Although completed only two years later than Newcastle Civic Centre, the architectural style adopted at Sunderland was very different and represented not only a change in architectural ideas, but also a change in the notion of what local government meant and the function it performed. As opposed to the traditional town hall plan, arranged around the elected representatives’ suites and council chamber, Sunderland Civic Centre was planned with the public enquiry desk at its most central point. The main accommodation is arranged around two major hexagons with courtyards in the centre. A third, solid hexagon, located at the top of the site, houses the Council Chamber and Civic Suite.
The building is set out on an unusual triangular grid which generates the hexagonal form. Within the public spaces, the 120 degree angles have the effect of opening up the corridors, creating an ease of movement through a series of partially or wholly enclosed courts and making journeys around the building appear more direct. The project architect, Jack Bonnington, described how the building was arranged to create a continuous flow from one space to the next. In response to the steeply sloping site, he writes:

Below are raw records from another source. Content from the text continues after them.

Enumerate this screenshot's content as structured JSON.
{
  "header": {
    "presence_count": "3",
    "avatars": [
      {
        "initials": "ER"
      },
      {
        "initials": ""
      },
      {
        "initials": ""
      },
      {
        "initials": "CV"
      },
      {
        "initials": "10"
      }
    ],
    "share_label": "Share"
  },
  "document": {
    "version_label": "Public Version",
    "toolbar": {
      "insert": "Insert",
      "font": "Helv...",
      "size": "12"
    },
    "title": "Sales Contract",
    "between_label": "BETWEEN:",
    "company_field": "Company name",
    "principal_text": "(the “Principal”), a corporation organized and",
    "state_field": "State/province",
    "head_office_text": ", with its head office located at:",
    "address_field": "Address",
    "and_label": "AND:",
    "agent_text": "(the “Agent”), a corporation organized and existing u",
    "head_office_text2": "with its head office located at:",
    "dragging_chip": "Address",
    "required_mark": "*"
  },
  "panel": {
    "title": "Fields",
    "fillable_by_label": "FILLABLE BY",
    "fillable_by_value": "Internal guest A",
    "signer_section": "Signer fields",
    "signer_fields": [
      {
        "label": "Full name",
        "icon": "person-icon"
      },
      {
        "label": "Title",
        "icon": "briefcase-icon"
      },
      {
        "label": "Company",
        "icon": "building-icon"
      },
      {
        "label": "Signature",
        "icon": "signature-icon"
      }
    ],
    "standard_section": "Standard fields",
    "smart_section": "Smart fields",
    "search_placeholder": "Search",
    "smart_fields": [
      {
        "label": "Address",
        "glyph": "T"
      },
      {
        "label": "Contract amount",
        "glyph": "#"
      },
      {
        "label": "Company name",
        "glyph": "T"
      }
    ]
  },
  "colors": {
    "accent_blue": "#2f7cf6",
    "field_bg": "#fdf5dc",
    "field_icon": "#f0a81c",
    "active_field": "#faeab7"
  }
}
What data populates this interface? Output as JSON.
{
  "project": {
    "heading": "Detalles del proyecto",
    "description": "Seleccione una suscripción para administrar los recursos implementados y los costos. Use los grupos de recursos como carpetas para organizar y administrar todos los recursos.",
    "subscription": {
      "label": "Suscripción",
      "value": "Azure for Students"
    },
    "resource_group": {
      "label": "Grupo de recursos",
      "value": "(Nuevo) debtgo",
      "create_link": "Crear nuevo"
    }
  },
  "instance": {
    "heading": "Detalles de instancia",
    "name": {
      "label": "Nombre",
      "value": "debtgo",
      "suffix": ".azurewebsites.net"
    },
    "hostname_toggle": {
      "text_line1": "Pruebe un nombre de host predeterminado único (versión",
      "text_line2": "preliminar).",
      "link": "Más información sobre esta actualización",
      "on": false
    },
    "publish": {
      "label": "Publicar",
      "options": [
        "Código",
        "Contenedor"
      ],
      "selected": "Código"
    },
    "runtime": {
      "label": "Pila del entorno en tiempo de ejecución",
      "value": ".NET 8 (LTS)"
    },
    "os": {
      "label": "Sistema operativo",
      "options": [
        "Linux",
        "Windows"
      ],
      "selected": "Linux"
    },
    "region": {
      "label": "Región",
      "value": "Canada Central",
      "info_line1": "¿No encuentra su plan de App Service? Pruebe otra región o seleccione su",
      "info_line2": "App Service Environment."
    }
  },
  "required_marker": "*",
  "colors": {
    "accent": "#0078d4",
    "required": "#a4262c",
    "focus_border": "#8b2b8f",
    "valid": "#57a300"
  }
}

“It appeared almost a natural solution to form a series of terraces, one leading to another, and follow the same pattern in the building itself with one floor retreating from the previous level”. (Northern Architect, 1975)
A further contrast with Newcastle Civic Centre is in the palette of materials used. In comparison to the expensive and exotic materials used at Newcastle, a modest palette comprising mainly of brown brindled engineering brick was used for both interior and exterior. This not only created continuity between the outside and inside spaces but allowed the building’s distinctive hexagonal form to take centre stage.
Image 1 copyright of Tyne and Wear Archives and Museums
Image 2 licenced under the Creative Commons
Images 3-5 copyright of authors
Images 6-8 copyright of authors (model by Northumbria University)